WHAT THE TASK ASKS =
Go line by line through the entries below and count those containing the string "gmail"; give only the count.

(Records drawn from a dataset)
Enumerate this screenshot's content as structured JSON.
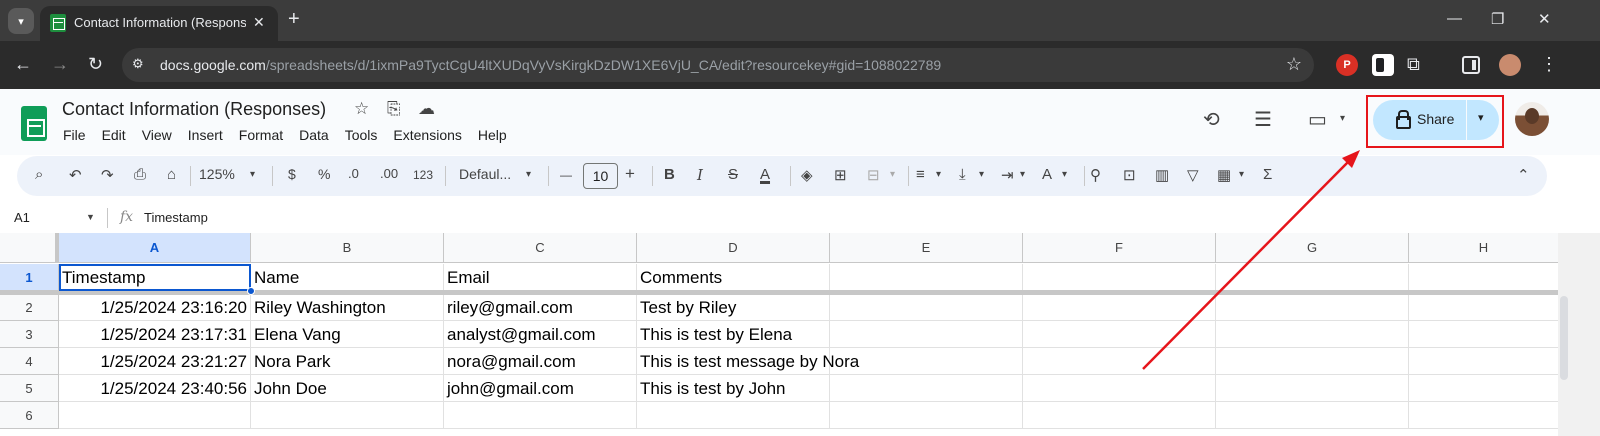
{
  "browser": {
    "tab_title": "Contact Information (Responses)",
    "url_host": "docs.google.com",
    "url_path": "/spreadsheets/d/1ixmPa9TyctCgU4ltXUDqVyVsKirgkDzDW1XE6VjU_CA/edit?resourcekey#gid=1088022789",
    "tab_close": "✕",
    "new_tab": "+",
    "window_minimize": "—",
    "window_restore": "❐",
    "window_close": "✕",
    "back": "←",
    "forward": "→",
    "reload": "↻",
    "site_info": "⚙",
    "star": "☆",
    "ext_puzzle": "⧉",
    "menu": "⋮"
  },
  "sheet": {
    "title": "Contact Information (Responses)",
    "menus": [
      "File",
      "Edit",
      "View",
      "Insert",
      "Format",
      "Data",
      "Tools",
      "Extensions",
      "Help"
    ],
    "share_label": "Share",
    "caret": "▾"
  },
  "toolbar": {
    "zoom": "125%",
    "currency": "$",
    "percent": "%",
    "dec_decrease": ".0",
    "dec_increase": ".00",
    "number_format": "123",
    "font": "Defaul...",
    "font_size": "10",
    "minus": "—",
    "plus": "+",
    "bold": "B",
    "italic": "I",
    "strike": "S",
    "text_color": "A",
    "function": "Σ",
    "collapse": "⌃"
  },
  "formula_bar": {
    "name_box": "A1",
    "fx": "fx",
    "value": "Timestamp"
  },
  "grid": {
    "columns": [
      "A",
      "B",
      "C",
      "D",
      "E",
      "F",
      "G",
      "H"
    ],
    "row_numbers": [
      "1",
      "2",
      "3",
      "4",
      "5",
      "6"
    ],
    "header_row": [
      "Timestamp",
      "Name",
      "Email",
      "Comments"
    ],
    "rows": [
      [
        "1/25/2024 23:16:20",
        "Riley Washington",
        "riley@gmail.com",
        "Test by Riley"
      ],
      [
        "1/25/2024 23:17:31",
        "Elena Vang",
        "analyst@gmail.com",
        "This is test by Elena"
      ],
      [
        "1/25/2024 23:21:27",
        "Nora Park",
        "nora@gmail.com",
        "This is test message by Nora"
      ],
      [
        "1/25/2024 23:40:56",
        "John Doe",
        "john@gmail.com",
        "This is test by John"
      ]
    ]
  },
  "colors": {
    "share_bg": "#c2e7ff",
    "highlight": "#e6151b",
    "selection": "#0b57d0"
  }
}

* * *

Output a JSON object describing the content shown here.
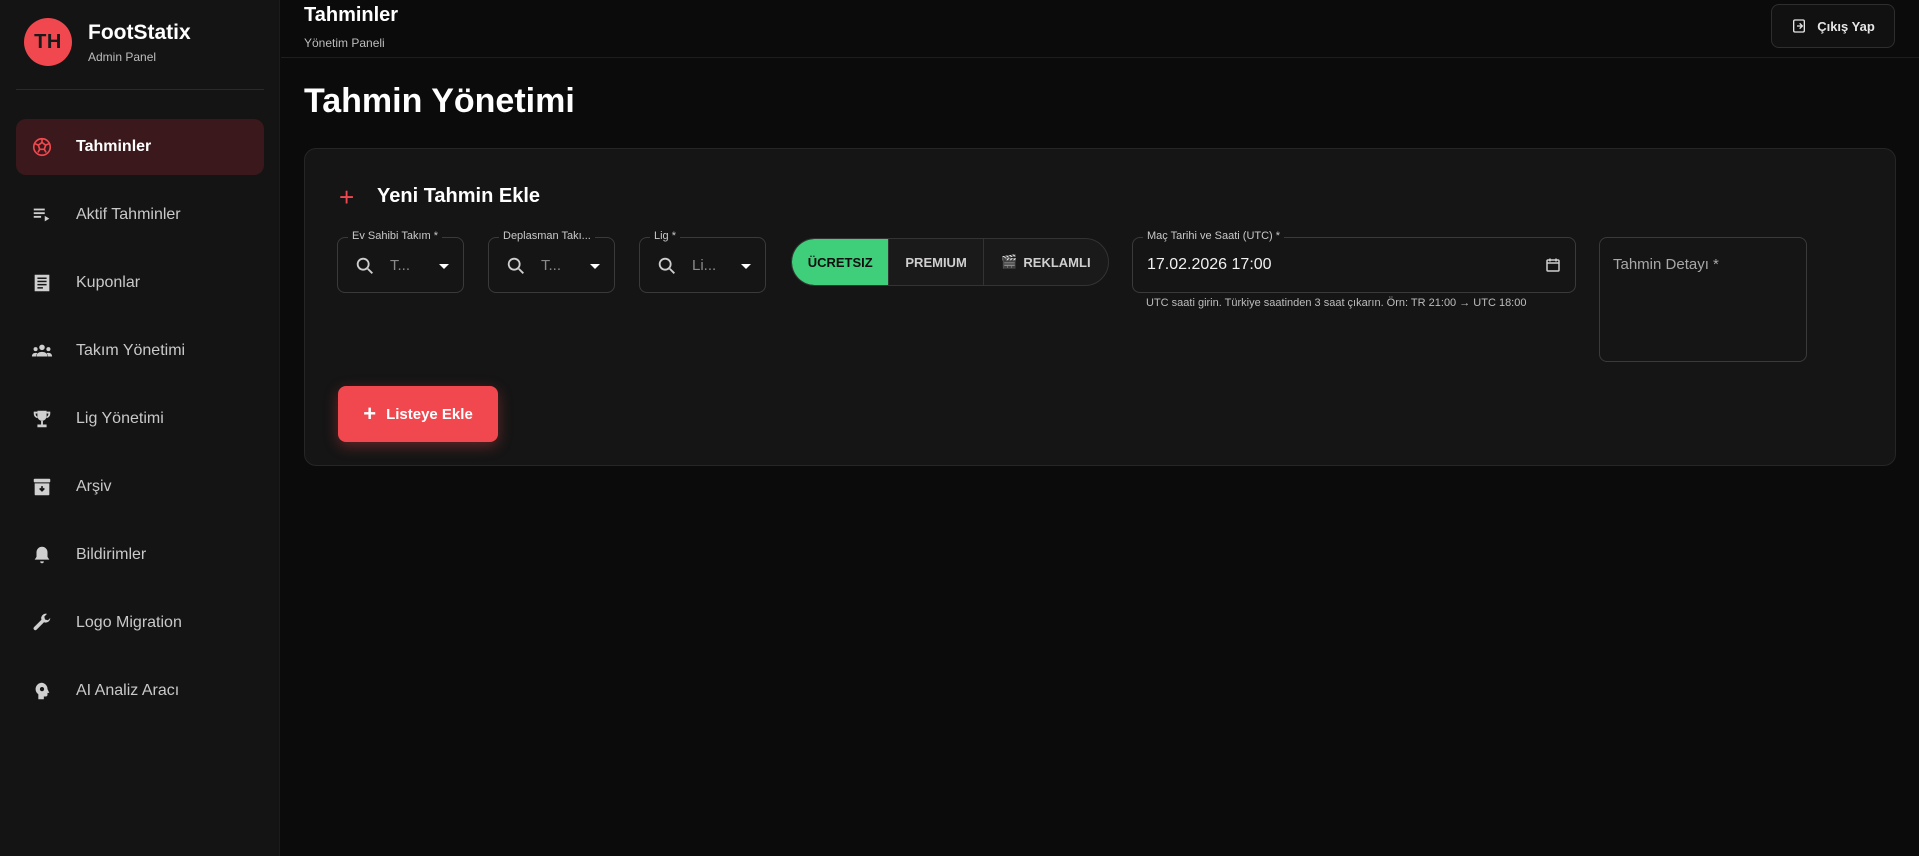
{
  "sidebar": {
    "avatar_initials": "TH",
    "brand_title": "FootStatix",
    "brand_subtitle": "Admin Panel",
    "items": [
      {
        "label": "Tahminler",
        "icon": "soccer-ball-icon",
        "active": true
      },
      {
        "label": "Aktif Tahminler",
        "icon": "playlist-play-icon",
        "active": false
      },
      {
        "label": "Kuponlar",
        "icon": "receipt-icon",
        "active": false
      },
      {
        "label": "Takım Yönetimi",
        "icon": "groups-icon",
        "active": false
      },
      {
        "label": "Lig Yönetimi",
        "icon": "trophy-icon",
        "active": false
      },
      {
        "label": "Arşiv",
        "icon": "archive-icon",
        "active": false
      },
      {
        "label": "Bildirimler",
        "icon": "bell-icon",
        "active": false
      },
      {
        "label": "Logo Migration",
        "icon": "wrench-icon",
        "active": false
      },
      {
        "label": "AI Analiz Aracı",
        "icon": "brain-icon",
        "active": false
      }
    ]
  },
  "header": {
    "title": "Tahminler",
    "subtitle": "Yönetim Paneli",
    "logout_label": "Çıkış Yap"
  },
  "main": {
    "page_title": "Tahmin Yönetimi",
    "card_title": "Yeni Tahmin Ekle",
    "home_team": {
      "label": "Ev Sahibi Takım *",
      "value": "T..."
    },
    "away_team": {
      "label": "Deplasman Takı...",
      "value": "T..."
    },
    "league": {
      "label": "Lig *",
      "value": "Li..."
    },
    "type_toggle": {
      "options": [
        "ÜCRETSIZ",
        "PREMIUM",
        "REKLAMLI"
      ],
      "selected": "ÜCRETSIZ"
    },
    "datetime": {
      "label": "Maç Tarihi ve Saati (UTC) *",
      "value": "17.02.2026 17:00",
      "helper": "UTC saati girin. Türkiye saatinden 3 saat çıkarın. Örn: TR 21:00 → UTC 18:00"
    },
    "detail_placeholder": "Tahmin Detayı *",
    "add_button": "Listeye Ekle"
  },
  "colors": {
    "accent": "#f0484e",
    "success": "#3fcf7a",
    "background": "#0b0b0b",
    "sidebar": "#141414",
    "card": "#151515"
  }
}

SOLUTION TO THIS TASK =
4